Start of Data shown

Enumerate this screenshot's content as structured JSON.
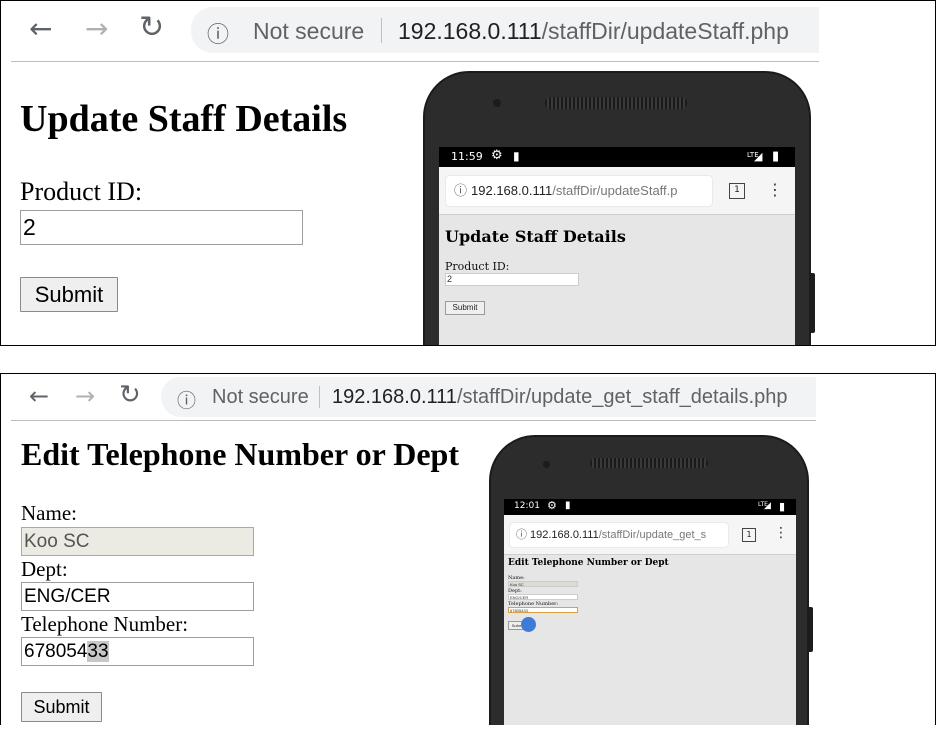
{
  "icons": {
    "back": "←",
    "forward": "→",
    "reload": "↻",
    "info": "ⓘ",
    "settings": "⚙",
    "sdcard": "▮",
    "signal": "◢",
    "battery": "▮",
    "menu": "⋮"
  },
  "panel1": {
    "browser": {
      "not_secure": "Not secure",
      "url_host": "192.168.0.111",
      "url_path": "/staffDir/updateStaff.php"
    },
    "page": {
      "heading": "Update Staff Details",
      "product_id_label": "Product ID:",
      "product_id_value": "2",
      "submit_label": "Submit"
    },
    "phone": {
      "time": "11:59",
      "network": "LTE",
      "url_host": "192.168.0.111",
      "url_path": "/staffDir/updateStaff.p",
      "tab_count": "1",
      "heading": "Update Staff Details",
      "product_id_label": "Product ID:",
      "product_id_value": "2",
      "submit_label": "Submit"
    }
  },
  "panel2": {
    "browser": {
      "not_secure": "Not secure",
      "url_host": "192.168.0.111",
      "url_path": "/staffDir/update_get_staff_details.php"
    },
    "page": {
      "heading": "Edit Telephone Number or Dept",
      "name_label": "Name:",
      "name_value": "Koo SC",
      "dept_label": "Dept:",
      "dept_value": "ENG/CER",
      "tel_label": "Telephone Number:",
      "tel_value_plain": "678054",
      "tel_value_selected": "33",
      "submit_label": "Submit"
    },
    "phone": {
      "time": "12:01",
      "network": "LTE",
      "url_host": "192.168.0.111",
      "url_path": "/staffDir/update_get_s",
      "tab_count": "1",
      "heading": "Edit Telephone Number or Dept",
      "name_label": "Name:",
      "name_value": "Koo SC",
      "dept_label": "Dept:",
      "dept_value": "ENG/CER",
      "tel_label": "Telephone Number:",
      "tel_value": "67805433",
      "submit_label": "Submit"
    }
  }
}
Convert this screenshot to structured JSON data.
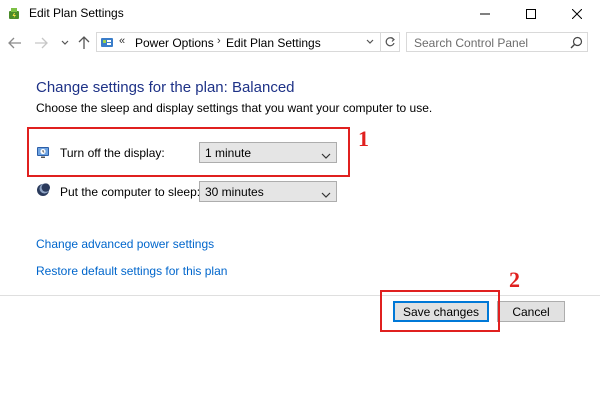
{
  "window": {
    "title": "Edit Plan Settings",
    "controls": [
      "minimize",
      "maximize",
      "close"
    ]
  },
  "navigation": {
    "breadcrumb_chevrons": "«",
    "breadcrumbs": [
      "Power Options",
      "Edit Plan Settings"
    ],
    "breadcrumb_separator": "›",
    "search_placeholder": "Search Control Panel"
  },
  "main": {
    "title": "Change settings for the plan: Balanced",
    "description": "Choose the sleep and display settings that you want your computer to use.",
    "settings": [
      {
        "label": "Turn off the display:",
        "value": "1 minute",
        "icon": "display-clock-icon"
      },
      {
        "label": "Put the computer to sleep:",
        "value": "30 minutes",
        "icon": "moon-sleep-icon"
      }
    ],
    "links": [
      "Change advanced power settings",
      "Restore default settings for this plan"
    ]
  },
  "footer": {
    "save_label": "Save changes",
    "cancel_label": "Cancel"
  },
  "annotations": {
    "marker_1": "1",
    "marker_2": "2"
  },
  "colors": {
    "title_blue": "#1e3287",
    "link_blue": "#0066cc",
    "highlight_red": "#e0201f",
    "button_focus": "#0078d7"
  }
}
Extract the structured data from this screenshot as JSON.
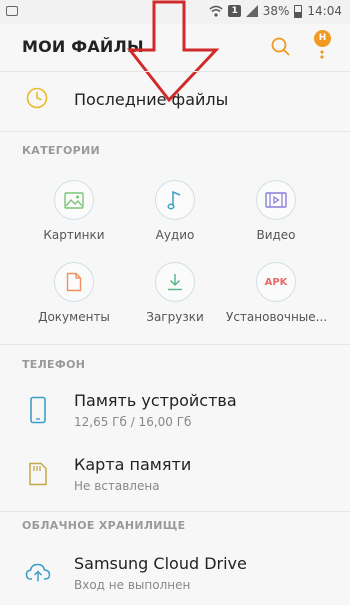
{
  "status_bar": {
    "sim_badge": "1",
    "battery": "38%",
    "time": "14:04",
    "icons": [
      "image-icon",
      "wifi-icon",
      "sim-icon",
      "signal-icon",
      "battery-icon"
    ]
  },
  "app_bar": {
    "title": "МОИ ФАЙЛЫ",
    "notification_badge": "Н",
    "accent_color": "#f09a22"
  },
  "recent": {
    "label": "Последние файлы",
    "icon": "clock-icon"
  },
  "categories": {
    "header": "КАТЕГОРИИ",
    "items": [
      {
        "label": "Картинки",
        "icon": "image-icon",
        "color": "#7cc576"
      },
      {
        "label": "Аудио",
        "icon": "music-note-icon",
        "color": "#3d9ec9"
      },
      {
        "label": "Видео",
        "icon": "video-icon",
        "color": "#8a7fd4"
      },
      {
        "label": "Документы",
        "icon": "document-icon",
        "color": "#f0925a"
      },
      {
        "label": "Загрузки",
        "icon": "download-icon",
        "color": "#5bb88a"
      },
      {
        "label": "Установочные...",
        "icon": "apk-icon",
        "apk_text": "APK",
        "color": "#e86a6a"
      }
    ]
  },
  "phone": {
    "header": "ТЕЛЕФОН",
    "device": {
      "title": "Память устройства",
      "subtitle": "12,65 Гб / 16,00 Гб",
      "icon": "phone-icon"
    },
    "sdcard": {
      "title": "Карта памяти",
      "subtitle": "Не вставлена",
      "icon": "sd-card-icon"
    }
  },
  "cloud": {
    "header": "ОБЛАЧНОЕ ХРАНИЛИЩЕ",
    "samsung": {
      "title": "Samsung Cloud Drive",
      "subtitle": "Вход не выполнен",
      "icon": "cloud-upload-icon"
    }
  }
}
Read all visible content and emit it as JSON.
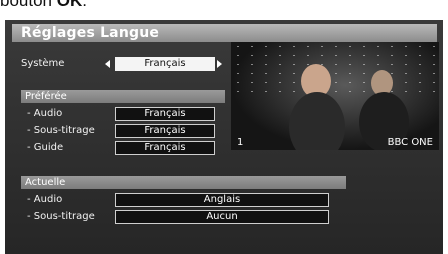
{
  "document_text": {
    "prefix": "bouton ",
    "bold": "OK",
    "suffix": "."
  },
  "menu": {
    "title": "Réglages Langue",
    "system": {
      "label": "Système",
      "value": "Français"
    },
    "preferred": {
      "header": "Préférée",
      "rows": [
        {
          "label": "- Audio",
          "value": "Français"
        },
        {
          "label": "- Sous-titrage",
          "value": "Français"
        },
        {
          "label": "- Guide",
          "value": "Français"
        }
      ]
    },
    "current": {
      "header": "Actuelle",
      "rows": [
        {
          "label": "- Audio",
          "value": "Anglais"
        },
        {
          "label": "- Sous-titrage",
          "value": "Aucun"
        }
      ]
    }
  },
  "preview": {
    "channel_number": "1",
    "channel_name": "BBC ONE"
  },
  "colors": {
    "accent_box": "#f4f4f4",
    "background": "#2f2f2f"
  }
}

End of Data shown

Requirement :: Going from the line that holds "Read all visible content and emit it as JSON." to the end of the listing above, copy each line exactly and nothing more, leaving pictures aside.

Result ::
Read all visible content and emit it as JSON.
{
  "document_text": {
    "prefix": "bouton ",
    "bold": "OK",
    "suffix": "."
  },
  "menu": {
    "title": "Réglages Langue",
    "system": {
      "label": "Système",
      "value": "Français"
    },
    "preferred": {
      "header": "Préférée",
      "rows": [
        {
          "label": "- Audio",
          "value": "Français"
        },
        {
          "label": "- Sous-titrage",
          "value": "Français"
        },
        {
          "label": "- Guide",
          "value": "Français"
        }
      ]
    },
    "current": {
      "header": "Actuelle",
      "rows": [
        {
          "label": "- Audio",
          "value": "Anglais"
        },
        {
          "label": "- Sous-titrage",
          "value": "Aucun"
        }
      ]
    }
  },
  "preview": {
    "channel_number": "1",
    "channel_name": "BBC ONE"
  },
  "colors": {
    "accent_box": "#f4f4f4",
    "background": "#2f2f2f"
  }
}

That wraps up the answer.